Task details - Within the records below, how many lines hold the string "icon"? State that number and nothing else.

Page and application data records
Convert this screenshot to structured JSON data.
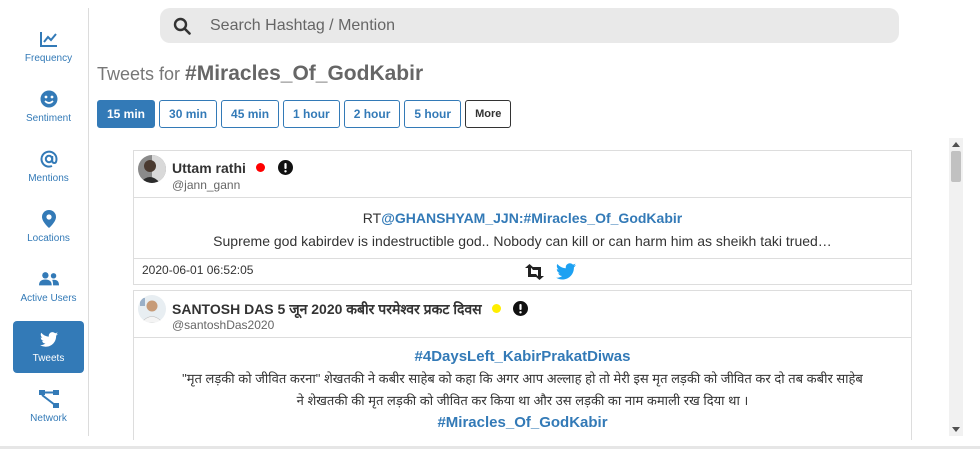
{
  "sidebar": {
    "items": [
      {
        "label": "Frequency",
        "icon": "chart-line-icon"
      },
      {
        "label": "Sentiment",
        "icon": "smile-icon"
      },
      {
        "label": "Mentions",
        "icon": "at-icon"
      },
      {
        "label": "Locations",
        "icon": "map-marker-icon"
      },
      {
        "label": "Active Users",
        "icon": "users-icon"
      },
      {
        "label": "Tweets",
        "icon": "twitter-icon",
        "active": true
      },
      {
        "label": "Network",
        "icon": "network-icon"
      }
    ]
  },
  "search": {
    "placeholder": "Search Hashtag / Mention",
    "value": ""
  },
  "heading": {
    "prefix": "Tweets for",
    "hashtag": "#Miracles_Of_GodKabir"
  },
  "time_buttons": {
    "options": [
      "15 min",
      "30 min",
      "45 min",
      "1 hour",
      "2 hour",
      "5 hour"
    ],
    "selected": "15 min",
    "more_label": "More"
  },
  "tweets": [
    {
      "user_name": "Uttam rathi",
      "handle": "@jann_gann",
      "status_color": "#ff0000",
      "rt_prefix": "RT",
      "rt_mention": "@GHANSHYAM_JJN:#Miracles_Of_GodKabir",
      "text": "Supreme god kabirdev is indestructible god.. Nobody can kill or can harm him as sheikh taki trued…",
      "timestamp": "2020-06-01 06:52:05"
    },
    {
      "user_name": "SANTOSH DAS 5 जून 2020 कबीर परमेश्वर प्रकट दिवस",
      "handle": "@santoshDas2020",
      "status_color": "#ffee00",
      "hashtag_top": "#4DaysLeft_KabirPrakatDiwas",
      "text_line1": "\"मृत लड़की को जीवित करना\" शेखतकी ने कबीर साहेब को कहा कि अगर आप अल्लाह हो तो मेरी इस मृत लड़की को जीवित कर दो तब कबीर साहेब",
      "text_line2": "ने शेखतकी की मृत लड़की को जीवित कर किया था और उस लड़की का नाम कमाली रख दिया था ।",
      "hashtag_bottom": "#Miracles_Of_GodKabir"
    }
  ],
  "colors": {
    "accent": "#337ab7"
  }
}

Task output - 7